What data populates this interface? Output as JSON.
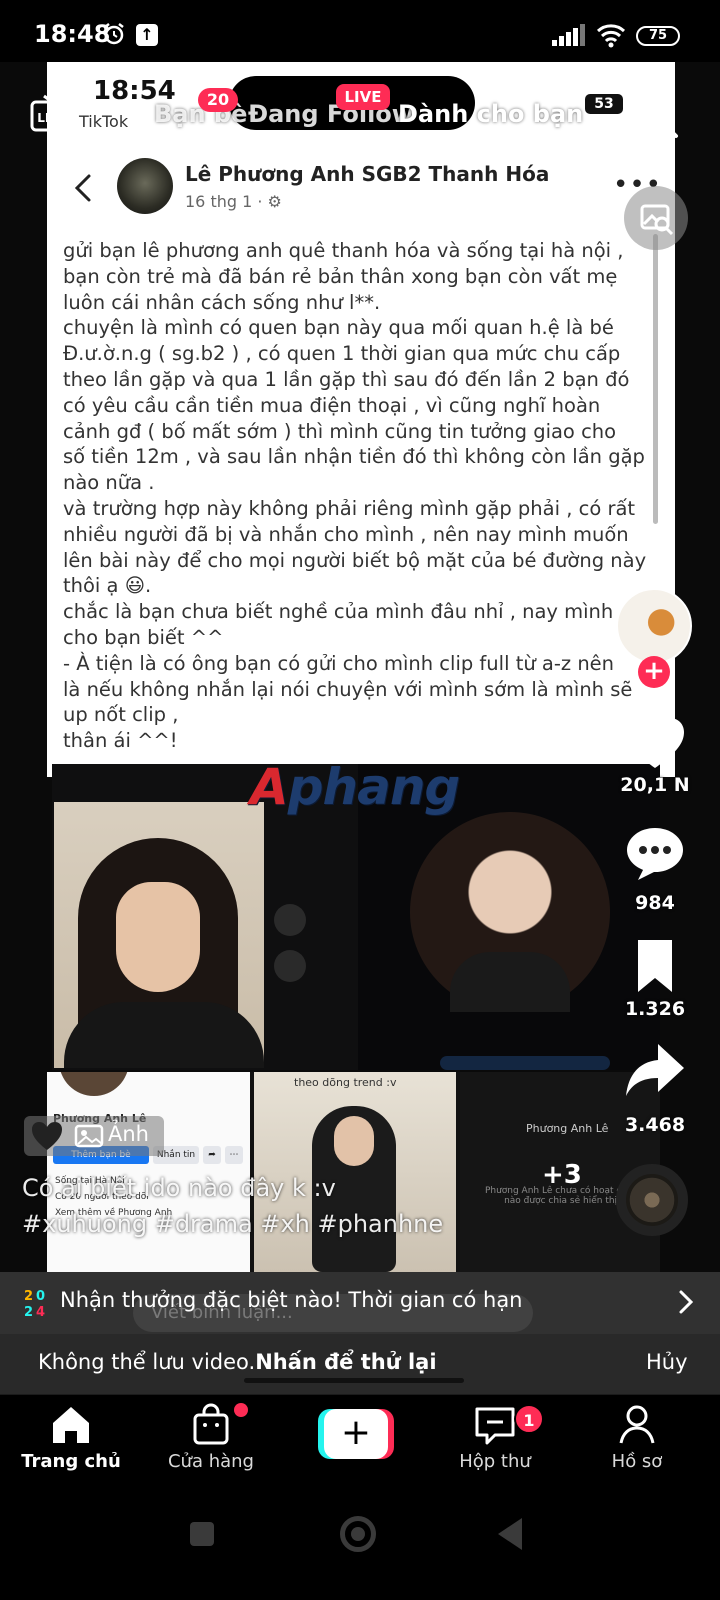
{
  "status_bar": {
    "time": "18:48",
    "battery": "75"
  },
  "top_nav": {
    "live_label": "LIVE",
    "tabs": [
      {
        "label": "Bạn bè",
        "badge": "20"
      },
      {
        "label": "Đang Follow",
        "badge": "LIVE"
      },
      {
        "label": "Dành cho bạn"
      }
    ],
    "accent_color": "#fe2c55"
  },
  "screenshot_post": {
    "status_time": "18:54",
    "status_app": "TikTok",
    "status_battery": "53",
    "author": "Lê Phương Anh SGB2 Thanh Hóa",
    "date": "16 thg 1 ·",
    "more_label": "•••",
    "body_lines": [
      "gửi bạn lê phương anh quê thanh hóa và sống tại hà nội ,",
      "bạn còn trẻ mà đã bán rẻ bản thân xong bạn còn vất mẹ",
      "luôn cái nhân cách sống như l**.",
      "chuyện là mình có quen bạn này qua mối quan h.ệ là bé",
      "Đ.ư.ờ.n.g ( sg.b2 ) , có quen 1 thời gian qua mức chu cấp",
      "theo lần gặp và qua 1 lần gặp thì sau đó đến lần 2 bạn đó",
      "có yêu cầu cần tiền mua điện thoại , vì cũng nghĩ hoàn",
      "cảnh gđ ( bố mất sớm ) thì mình cũng tin tưởng giao cho",
      "số tiền 12m , và sau lần nhận tiền đó thì không còn lần gặp",
      "nào nữa .",
      "và trường hợp này không phải riêng mình gặp phải , có rất",
      "nhiều người đã bị và nhắn cho mình , nên nay mình muốn",
      "lên bài này để cho mọi người biết bộ mặt của bé đường này",
      "thôi ạ 😃.",
      "chắc là bạn chưa biết nghề của mình đâu nhỉ , nay mình s",
      "cho bạn biết ^^",
      "- À tiện là có ông bạn có gửi cho mình clip full từ a-z nên",
      "là nếu không nhắn lại nói chuyện với mình sớm là mình sẽ",
      "up nốt clip ,",
      "thân ái ^^!"
    ]
  },
  "watermark": {
    "prefix": "A",
    "text": "phang"
  },
  "collage": {
    "profile_name": "Phương Anh Lê",
    "add_friend": "Thêm bạn bè",
    "message": "Nhắn tin",
    "info_lines": [
      "Sống tại Hà Nội",
      "Có 20 người theo dõi",
      "Xem thêm về Phương Anh"
    ],
    "mid_caption": "theo dõng trend :v",
    "right_name": "Phương Anh Lê",
    "more_count": "+3",
    "right_sub": "Phương Anh Lê chưa có hoạt động nào được chia sẻ hiển thị."
  },
  "actions": {
    "likes": "20,1 N",
    "comments": "984",
    "saves": "1.326",
    "shares": "3.468"
  },
  "caption": {
    "photo_chip": "Ảnh",
    "text": "Có ai biết ido nào đây k :v",
    "hashtags": "#xuhuong #drama #xh #phanhne"
  },
  "promo": {
    "text": "Nhận thưởng đặc biệt nào! Thời gian có hạn"
  },
  "comment": {
    "placeholder": "Viết bình luận..."
  },
  "toast": {
    "message": "Không thể lưu video.",
    "action": "Nhấn để thử lại",
    "cancel": "Hủy"
  },
  "bottom_nav": {
    "home": "Trang chủ",
    "shop": "Cửa hàng",
    "create": "+",
    "inbox": "Hộp thư",
    "inbox_badge": "1",
    "profile": "Hồ sơ"
  }
}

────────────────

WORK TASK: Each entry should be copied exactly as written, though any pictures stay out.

OUTPUT FOR THIS TASK:
What data populates this interface? Output as JSON.
{
  "status_bar": {
    "time": "18:48",
    "battery": "75"
  },
  "top_nav": {
    "live_label": "LIVE",
    "tabs": [
      {
        "label": "Bạn bè",
        "badge": "20"
      },
      {
        "label": "Đang Follow",
        "badge": "LIVE"
      },
      {
        "label": "Dành cho bạn"
      }
    ],
    "accent_color": "#fe2c55"
  },
  "screenshot_post": {
    "status_time": "18:54",
    "status_app": "TikTok",
    "status_battery": "53",
    "author": "Lê Phương Anh SGB2 Thanh Hóa",
    "date": "16 thg 1 ·",
    "more_label": "•••",
    "body_lines": [
      "gửi bạn lê phương anh quê thanh hóa và sống tại hà nội ,",
      "bạn còn trẻ mà đã bán rẻ bản thân xong bạn còn vất mẹ",
      "luôn cái nhân cách sống như l**.",
      "chuyện là mình có quen bạn này qua mối quan h.ệ là bé",
      "Đ.ư.ờ.n.g ( sg.b2 ) , có quen 1 thời gian qua mức chu cấp",
      "theo lần gặp và qua 1 lần gặp thì sau đó đến lần 2 bạn đó",
      "có yêu cầu cần tiền mua điện thoại , vì cũng nghĩ hoàn",
      "cảnh gđ ( bố mất sớm ) thì mình cũng tin tưởng giao cho",
      "số tiền 12m , và sau lần nhận tiền đó thì không còn lần gặp",
      "nào nữa .",
      "và trường hợp này không phải riêng mình gặp phải , có rất",
      "nhiều người đã bị và nhắn cho mình , nên nay mình muốn",
      "lên bài này để cho mọi người biết bộ mặt của bé đường này",
      "thôi ạ 😃.",
      "chắc là bạn chưa biết nghề của mình đâu nhỉ , nay mình s",
      "cho bạn biết ^^",
      "- À tiện là có ông bạn có gửi cho mình clip full từ a-z nên",
      "là nếu không nhắn lại nói chuyện với mình sớm là mình sẽ",
      "up nốt clip ,",
      "thân ái ^^!"
    ]
  },
  "watermark": {
    "prefix": "A",
    "text": "phang"
  },
  "collage": {
    "profile_name": "Phương Anh Lê",
    "add_friend": "Thêm bạn bè",
    "message": "Nhắn tin",
    "info_lines": [
      "Sống tại Hà Nội",
      "Có 20 người theo dõi",
      "Xem thêm về Phương Anh"
    ],
    "mid_caption": "theo dõng trend :v",
    "right_name": "Phương Anh Lê",
    "more_count": "+3",
    "right_sub": "Phương Anh Lê chưa có hoạt động nào được chia sẻ hiển thị."
  },
  "actions": {
    "likes": "20,1 N",
    "comments": "984",
    "saves": "1.326",
    "shares": "3.468"
  },
  "caption": {
    "photo_chip": "Ảnh",
    "text": "Có ai biết ido nào đây k :v",
    "hashtags": "#xuhuong #drama #xh #phanhne"
  },
  "promo": {
    "text": "Nhận thưởng đặc biệt nào! Thời gian có hạn"
  },
  "comment": {
    "placeholder": "Viết bình luận..."
  },
  "toast": {
    "message": "Không thể lưu video.",
    "action": "Nhấn để thử lại",
    "cancel": "Hủy"
  },
  "bottom_nav": {
    "home": "Trang chủ",
    "shop": "Cửa hàng",
    "create": "+",
    "inbox": "Hộp thư",
    "inbox_badge": "1",
    "profile": "Hồ sơ"
  }
}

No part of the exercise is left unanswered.